%%

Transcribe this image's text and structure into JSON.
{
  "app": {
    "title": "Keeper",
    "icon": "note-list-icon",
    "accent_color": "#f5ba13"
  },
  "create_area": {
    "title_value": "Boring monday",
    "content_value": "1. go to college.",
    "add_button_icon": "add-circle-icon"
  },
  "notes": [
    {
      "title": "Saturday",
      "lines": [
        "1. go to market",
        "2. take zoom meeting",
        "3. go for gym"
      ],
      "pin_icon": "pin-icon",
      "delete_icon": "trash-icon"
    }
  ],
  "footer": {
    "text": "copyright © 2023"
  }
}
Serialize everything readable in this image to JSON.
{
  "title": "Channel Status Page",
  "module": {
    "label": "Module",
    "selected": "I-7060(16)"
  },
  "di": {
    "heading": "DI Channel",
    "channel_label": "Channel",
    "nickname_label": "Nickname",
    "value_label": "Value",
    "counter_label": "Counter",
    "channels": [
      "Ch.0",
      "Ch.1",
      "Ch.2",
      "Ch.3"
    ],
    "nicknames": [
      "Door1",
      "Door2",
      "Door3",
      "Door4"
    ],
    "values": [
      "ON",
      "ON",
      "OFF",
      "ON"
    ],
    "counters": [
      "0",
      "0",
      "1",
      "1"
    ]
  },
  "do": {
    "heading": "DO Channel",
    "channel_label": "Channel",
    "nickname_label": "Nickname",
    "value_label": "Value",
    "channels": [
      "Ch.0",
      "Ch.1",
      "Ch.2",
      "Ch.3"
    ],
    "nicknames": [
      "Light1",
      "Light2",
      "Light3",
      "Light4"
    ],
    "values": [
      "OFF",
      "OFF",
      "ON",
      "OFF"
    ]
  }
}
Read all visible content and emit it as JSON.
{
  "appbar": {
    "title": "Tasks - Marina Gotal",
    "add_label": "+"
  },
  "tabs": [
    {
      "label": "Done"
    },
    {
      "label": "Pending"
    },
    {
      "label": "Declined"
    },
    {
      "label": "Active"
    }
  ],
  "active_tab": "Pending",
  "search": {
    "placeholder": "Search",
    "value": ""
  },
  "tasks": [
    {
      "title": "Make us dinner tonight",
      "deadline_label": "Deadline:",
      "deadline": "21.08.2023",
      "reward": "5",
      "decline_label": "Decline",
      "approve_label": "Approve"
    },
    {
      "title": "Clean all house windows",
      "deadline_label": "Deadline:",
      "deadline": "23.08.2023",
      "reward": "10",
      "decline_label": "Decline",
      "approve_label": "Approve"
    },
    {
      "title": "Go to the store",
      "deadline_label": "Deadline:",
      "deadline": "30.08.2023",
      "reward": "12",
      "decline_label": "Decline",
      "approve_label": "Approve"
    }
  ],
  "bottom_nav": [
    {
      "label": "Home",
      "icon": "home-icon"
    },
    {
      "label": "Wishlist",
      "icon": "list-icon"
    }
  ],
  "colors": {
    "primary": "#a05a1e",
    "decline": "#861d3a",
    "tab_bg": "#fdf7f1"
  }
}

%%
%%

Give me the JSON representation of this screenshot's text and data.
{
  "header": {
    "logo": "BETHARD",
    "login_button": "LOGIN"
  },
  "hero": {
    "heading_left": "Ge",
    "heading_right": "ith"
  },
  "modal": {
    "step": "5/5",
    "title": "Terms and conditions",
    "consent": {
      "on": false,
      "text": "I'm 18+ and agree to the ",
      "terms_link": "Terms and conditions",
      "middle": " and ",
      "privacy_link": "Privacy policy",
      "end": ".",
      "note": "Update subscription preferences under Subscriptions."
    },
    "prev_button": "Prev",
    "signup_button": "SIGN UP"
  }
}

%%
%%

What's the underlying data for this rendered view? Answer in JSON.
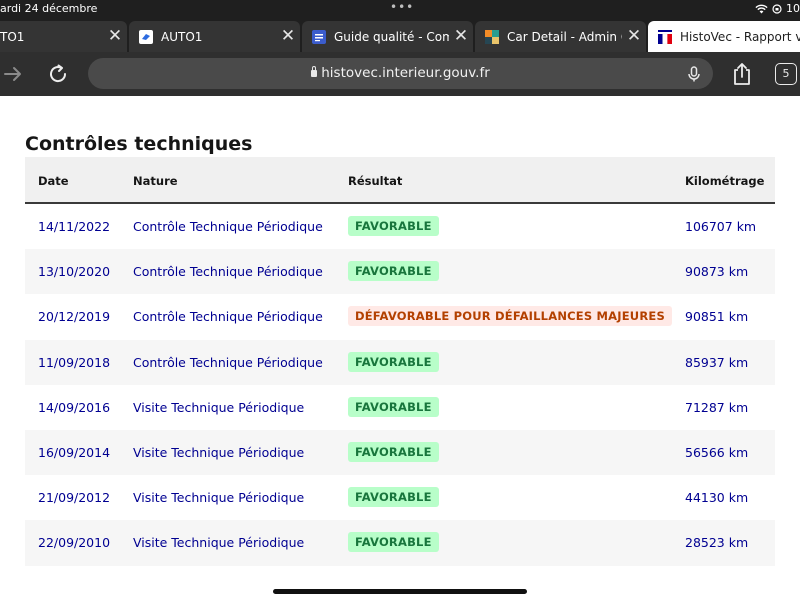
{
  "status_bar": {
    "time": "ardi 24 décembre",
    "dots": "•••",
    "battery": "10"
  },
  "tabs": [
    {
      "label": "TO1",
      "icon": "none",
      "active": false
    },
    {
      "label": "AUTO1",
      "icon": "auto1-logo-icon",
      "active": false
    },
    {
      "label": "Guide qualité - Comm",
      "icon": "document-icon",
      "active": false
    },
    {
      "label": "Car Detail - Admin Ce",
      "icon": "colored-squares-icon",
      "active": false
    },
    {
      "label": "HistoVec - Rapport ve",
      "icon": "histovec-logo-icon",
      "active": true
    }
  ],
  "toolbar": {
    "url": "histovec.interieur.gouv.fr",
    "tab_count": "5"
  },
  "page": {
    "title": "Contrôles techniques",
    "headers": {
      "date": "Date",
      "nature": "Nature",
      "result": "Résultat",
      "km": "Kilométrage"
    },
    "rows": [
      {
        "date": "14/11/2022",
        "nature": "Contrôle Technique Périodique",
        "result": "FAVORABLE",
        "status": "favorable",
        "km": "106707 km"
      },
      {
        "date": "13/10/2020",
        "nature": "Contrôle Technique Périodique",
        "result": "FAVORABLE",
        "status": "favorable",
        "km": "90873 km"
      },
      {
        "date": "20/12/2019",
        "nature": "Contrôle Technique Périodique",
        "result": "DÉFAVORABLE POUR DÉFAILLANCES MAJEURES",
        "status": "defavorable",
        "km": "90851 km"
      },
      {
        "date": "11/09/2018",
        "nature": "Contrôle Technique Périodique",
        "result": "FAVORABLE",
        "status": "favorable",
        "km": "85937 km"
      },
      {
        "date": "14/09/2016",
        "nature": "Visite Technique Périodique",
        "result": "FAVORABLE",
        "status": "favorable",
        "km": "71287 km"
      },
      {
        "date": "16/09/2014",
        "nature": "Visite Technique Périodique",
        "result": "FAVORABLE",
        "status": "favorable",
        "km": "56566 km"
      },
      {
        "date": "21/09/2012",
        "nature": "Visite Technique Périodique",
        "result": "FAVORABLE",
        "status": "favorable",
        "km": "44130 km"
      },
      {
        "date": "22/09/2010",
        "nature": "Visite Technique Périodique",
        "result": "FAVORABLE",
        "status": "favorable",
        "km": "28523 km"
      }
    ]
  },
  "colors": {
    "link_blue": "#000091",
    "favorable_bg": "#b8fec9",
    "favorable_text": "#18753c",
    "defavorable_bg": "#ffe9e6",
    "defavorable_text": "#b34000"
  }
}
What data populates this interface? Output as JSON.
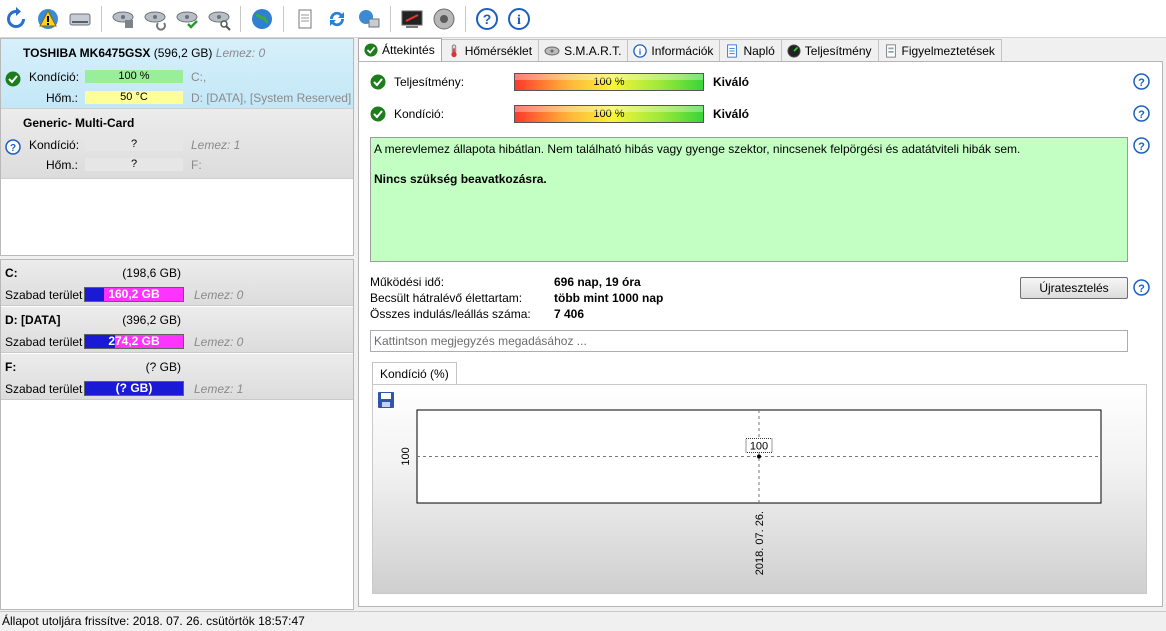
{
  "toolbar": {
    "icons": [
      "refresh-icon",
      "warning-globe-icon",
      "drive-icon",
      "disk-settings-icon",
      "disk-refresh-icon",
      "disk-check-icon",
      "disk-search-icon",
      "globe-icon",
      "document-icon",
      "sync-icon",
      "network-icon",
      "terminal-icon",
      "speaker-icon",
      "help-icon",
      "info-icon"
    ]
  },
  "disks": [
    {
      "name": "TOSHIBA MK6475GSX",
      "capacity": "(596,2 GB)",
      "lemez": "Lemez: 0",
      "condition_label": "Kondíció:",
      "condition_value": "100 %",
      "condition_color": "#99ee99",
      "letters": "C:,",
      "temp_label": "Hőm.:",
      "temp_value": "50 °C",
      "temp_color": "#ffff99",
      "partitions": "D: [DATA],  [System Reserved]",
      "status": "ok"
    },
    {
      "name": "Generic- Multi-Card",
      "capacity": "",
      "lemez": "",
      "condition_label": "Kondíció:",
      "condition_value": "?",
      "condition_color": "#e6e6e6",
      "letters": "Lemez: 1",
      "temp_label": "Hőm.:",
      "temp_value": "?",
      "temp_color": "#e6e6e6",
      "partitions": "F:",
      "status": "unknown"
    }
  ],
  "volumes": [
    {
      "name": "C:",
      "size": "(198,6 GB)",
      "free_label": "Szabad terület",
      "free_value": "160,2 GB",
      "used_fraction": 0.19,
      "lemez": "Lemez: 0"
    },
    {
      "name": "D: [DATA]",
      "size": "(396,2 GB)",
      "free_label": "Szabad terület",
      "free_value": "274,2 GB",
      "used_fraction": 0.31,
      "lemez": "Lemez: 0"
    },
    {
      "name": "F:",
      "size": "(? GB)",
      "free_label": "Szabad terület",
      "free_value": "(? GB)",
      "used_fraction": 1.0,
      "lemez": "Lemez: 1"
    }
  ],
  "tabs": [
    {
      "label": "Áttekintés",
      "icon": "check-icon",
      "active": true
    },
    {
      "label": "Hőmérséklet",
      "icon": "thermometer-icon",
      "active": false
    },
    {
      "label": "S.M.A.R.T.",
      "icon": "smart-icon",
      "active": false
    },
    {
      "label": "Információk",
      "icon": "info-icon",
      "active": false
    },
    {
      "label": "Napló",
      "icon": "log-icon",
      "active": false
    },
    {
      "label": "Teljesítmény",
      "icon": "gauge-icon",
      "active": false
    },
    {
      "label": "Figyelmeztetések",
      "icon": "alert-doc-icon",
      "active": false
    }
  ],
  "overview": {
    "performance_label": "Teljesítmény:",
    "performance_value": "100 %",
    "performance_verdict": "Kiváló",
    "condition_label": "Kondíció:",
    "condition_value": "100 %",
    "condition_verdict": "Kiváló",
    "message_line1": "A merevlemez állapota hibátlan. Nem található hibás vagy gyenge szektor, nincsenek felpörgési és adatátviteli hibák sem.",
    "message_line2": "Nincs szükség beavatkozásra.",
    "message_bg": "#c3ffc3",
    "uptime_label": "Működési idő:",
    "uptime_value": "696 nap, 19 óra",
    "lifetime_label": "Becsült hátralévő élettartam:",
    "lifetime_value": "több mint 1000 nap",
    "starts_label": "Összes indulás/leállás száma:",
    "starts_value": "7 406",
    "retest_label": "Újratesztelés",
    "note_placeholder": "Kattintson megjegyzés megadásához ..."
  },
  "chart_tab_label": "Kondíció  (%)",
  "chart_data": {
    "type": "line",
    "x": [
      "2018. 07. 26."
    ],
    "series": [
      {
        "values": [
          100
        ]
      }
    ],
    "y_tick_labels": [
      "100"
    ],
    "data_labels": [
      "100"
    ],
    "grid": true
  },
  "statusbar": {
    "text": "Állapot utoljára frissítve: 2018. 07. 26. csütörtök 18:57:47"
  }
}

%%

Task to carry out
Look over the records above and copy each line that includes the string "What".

Solution
What's the underlying data for this rendered view? Answer in JSON.
What data populates this interface? Output as JSON.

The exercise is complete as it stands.